§ **TASK STATEMENT**
For each line below, write it out exactly as it appears.

(Records excerpted from a collection)
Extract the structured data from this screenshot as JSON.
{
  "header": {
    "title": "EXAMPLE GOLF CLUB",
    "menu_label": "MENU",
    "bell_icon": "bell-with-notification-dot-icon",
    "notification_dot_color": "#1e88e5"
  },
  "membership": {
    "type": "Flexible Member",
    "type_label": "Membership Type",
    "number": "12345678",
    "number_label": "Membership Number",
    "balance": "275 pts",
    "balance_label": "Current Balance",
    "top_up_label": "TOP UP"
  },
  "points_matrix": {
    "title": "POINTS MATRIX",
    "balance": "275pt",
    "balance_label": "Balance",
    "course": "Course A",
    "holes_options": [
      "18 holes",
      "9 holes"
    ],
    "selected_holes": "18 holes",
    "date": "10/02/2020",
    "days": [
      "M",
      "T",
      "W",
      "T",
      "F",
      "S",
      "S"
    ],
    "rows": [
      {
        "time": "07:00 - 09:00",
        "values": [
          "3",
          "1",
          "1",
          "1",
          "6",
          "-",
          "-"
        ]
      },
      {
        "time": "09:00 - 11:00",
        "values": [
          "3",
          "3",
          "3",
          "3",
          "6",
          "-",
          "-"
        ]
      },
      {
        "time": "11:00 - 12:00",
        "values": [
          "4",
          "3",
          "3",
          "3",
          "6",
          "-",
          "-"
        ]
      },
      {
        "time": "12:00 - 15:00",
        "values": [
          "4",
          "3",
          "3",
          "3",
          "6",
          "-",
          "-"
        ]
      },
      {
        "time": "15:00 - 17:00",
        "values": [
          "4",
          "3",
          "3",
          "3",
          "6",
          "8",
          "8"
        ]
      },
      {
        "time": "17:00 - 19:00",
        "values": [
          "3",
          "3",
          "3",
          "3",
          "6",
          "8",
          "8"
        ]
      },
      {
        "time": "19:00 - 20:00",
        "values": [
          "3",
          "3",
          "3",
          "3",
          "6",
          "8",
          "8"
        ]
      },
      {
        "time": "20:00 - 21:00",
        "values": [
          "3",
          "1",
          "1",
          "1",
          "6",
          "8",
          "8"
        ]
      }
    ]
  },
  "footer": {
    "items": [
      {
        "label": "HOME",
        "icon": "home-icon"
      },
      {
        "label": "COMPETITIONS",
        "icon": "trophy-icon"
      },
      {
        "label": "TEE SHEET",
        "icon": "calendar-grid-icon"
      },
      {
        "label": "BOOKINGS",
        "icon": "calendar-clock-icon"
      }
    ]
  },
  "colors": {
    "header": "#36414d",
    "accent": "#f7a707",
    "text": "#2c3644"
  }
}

§ **RESULT OF THIS EXERCISE**
Extract the structured data from this screenshot as JSON.
{
  "header": {
    "title": "EXAMPLE GOLF CLUB",
    "menu_label": "MENU",
    "bell_icon": "bell-with-notification-dot-icon",
    "notification_dot_color": "#1e88e5"
  },
  "membership": {
    "type": "Flexible Member",
    "type_label": "Membership Type",
    "number": "12345678",
    "number_label": "Membership Number",
    "balance": "275 pts",
    "balance_label": "Current Balance",
    "top_up_label": "TOP UP"
  },
  "points_matrix": {
    "title": "POINTS MATRIX",
    "balance": "275pt",
    "balance_label": "Balance",
    "course": "Course A",
    "holes_options": [
      "18 holes",
      "9 holes"
    ],
    "selected_holes": "18 holes",
    "date": "10/02/2020",
    "days": [
      "M",
      "T",
      "W",
      "T",
      "F",
      "S",
      "S"
    ],
    "rows": [
      {
        "time": "07:00 - 09:00",
        "values": [
          "3",
          "1",
          "1",
          "1",
          "6",
          "-",
          "-"
        ]
      },
      {
        "time": "09:00 - 11:00",
        "values": [
          "3",
          "3",
          "3",
          "3",
          "6",
          "-",
          "-"
        ]
      },
      {
        "time": "11:00 - 12:00",
        "values": [
          "4",
          "3",
          "3",
          "3",
          "6",
          "-",
          "-"
        ]
      },
      {
        "time": "12:00 - 15:00",
        "values": [
          "4",
          "3",
          "3",
          "3",
          "6",
          "-",
          "-"
        ]
      },
      {
        "time": "15:00 - 17:00",
        "values": [
          "4",
          "3",
          "3",
          "3",
          "6",
          "8",
          "8"
        ]
      },
      {
        "time": "17:00 - 19:00",
        "values": [
          "3",
          "3",
          "3",
          "3",
          "6",
          "8",
          "8"
        ]
      },
      {
        "time": "19:00 - 20:00",
        "values": [
          "3",
          "3",
          "3",
          "3",
          "6",
          "8",
          "8"
        ]
      },
      {
        "time": "20:00 - 21:00",
        "values": [
          "3",
          "1",
          "1",
          "1",
          "6",
          "8",
          "8"
        ]
      }
    ]
  },
  "footer": {
    "items": [
      {
        "label": "HOME",
        "icon": "home-icon"
      },
      {
        "label": "COMPETITIONS",
        "icon": "trophy-icon"
      },
      {
        "label": "TEE SHEET",
        "icon": "calendar-grid-icon"
      },
      {
        "label": "BOOKINGS",
        "icon": "calendar-clock-icon"
      }
    ]
  },
  "colors": {
    "header": "#36414d",
    "accent": "#f7a707",
    "text": "#2c3644"
  }
}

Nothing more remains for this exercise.